Dataset records:
::::

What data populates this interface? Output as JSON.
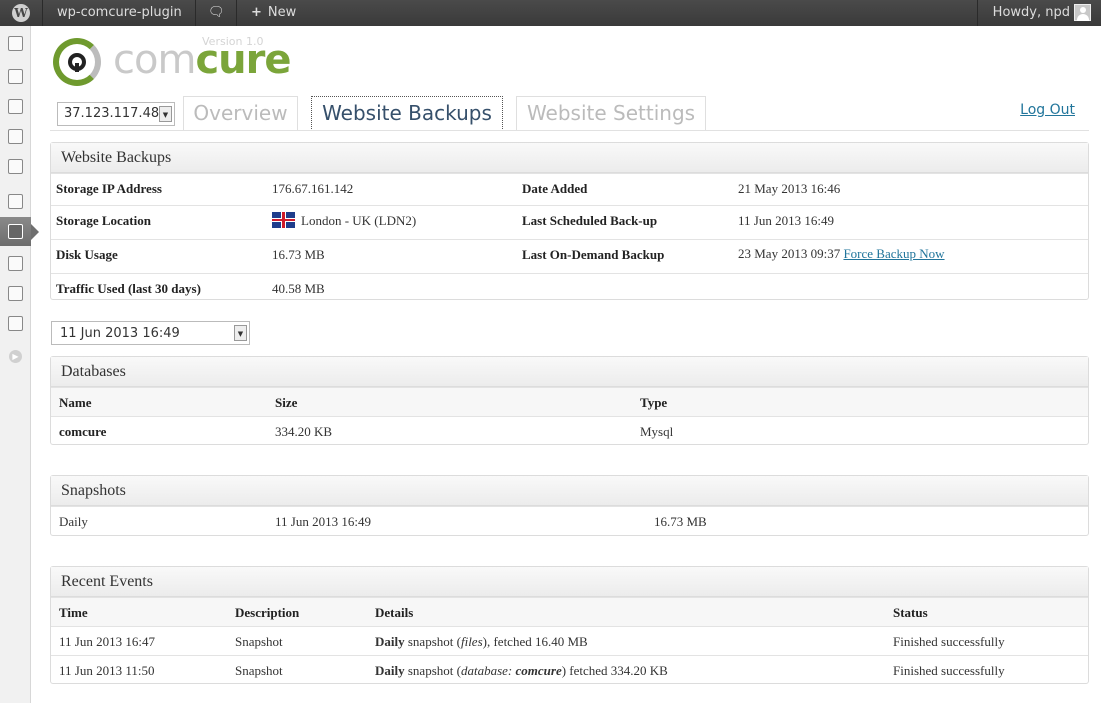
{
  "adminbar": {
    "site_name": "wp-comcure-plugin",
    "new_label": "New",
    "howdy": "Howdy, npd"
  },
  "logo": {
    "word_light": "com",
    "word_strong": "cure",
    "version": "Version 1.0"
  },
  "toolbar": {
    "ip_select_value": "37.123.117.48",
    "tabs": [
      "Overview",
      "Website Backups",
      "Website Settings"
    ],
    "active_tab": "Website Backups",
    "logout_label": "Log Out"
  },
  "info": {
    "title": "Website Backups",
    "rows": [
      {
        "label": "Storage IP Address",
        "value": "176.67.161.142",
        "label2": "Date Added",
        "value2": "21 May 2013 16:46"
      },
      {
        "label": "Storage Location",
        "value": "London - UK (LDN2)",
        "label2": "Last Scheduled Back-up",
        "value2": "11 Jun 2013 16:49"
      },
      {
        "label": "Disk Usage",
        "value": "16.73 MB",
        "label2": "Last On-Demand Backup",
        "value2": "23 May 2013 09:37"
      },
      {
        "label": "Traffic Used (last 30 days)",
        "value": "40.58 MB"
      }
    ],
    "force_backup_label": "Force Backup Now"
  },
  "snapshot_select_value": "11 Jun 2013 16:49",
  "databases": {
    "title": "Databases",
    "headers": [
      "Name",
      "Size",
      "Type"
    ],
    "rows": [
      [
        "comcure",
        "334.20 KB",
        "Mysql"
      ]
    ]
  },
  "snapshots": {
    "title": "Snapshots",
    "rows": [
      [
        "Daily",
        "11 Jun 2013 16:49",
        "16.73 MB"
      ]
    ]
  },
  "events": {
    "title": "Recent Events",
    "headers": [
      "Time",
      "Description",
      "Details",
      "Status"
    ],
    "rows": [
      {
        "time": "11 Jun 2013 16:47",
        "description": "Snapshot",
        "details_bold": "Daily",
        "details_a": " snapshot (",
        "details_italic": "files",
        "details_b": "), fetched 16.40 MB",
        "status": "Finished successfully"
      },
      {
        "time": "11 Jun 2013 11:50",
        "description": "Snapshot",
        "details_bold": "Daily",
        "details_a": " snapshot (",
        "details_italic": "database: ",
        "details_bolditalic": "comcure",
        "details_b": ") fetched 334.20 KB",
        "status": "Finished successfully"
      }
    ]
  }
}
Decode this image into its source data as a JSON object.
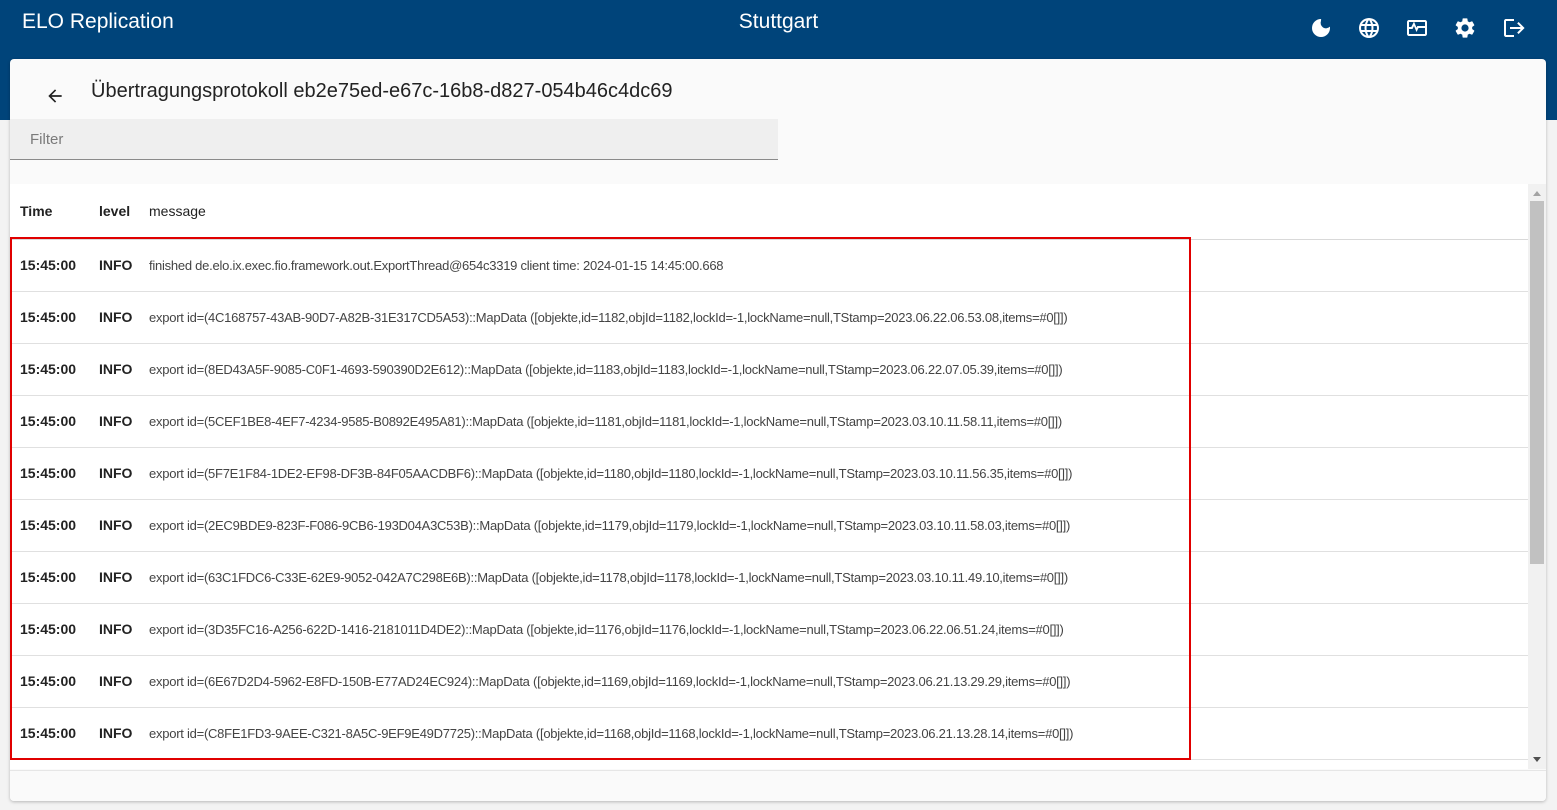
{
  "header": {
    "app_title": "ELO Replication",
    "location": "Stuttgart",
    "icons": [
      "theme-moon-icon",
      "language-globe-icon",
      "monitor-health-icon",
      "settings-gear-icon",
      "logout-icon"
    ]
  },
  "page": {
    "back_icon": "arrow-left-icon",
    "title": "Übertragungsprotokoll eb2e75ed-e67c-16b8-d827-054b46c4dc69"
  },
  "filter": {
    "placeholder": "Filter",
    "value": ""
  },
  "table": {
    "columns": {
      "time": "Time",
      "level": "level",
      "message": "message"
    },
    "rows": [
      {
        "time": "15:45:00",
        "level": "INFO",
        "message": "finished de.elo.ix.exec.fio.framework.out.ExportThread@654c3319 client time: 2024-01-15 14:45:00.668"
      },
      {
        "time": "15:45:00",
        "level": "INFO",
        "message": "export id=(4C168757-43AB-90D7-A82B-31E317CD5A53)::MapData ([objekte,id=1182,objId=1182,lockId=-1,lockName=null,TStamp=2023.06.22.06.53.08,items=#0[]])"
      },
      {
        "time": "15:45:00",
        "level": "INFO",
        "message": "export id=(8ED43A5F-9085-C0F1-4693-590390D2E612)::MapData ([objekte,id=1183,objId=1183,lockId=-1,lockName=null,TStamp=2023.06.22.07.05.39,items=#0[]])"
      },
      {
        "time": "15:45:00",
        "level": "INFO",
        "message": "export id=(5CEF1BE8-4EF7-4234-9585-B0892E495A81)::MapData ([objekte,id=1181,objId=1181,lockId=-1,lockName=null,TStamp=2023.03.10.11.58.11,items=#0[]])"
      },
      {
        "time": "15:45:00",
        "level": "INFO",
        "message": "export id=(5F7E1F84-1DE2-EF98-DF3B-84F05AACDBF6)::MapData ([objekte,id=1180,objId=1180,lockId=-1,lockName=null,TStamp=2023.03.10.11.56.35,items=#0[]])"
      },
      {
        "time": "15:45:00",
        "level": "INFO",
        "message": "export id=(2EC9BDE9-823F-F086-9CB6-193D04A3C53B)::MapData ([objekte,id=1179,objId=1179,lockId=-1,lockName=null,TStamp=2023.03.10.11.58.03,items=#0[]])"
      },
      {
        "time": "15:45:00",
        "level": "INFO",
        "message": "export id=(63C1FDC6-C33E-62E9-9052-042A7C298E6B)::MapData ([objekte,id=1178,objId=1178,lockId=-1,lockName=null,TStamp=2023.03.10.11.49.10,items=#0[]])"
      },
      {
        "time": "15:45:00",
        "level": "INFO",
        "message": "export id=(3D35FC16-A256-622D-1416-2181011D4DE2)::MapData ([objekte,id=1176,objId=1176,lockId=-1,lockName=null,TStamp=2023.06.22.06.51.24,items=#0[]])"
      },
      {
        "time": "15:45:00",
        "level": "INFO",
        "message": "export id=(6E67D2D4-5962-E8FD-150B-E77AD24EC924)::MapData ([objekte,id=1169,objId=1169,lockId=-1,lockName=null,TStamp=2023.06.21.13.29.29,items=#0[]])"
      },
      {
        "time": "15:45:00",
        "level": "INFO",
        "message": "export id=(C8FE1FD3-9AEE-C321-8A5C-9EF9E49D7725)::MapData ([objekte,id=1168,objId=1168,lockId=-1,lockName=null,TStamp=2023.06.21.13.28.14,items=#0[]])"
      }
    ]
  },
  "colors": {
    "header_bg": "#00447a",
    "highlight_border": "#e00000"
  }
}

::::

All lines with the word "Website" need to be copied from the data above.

      "Website Backups",
      "Website Settings"
    "active_tab": "Website Backups",
    "title": "Website Backups",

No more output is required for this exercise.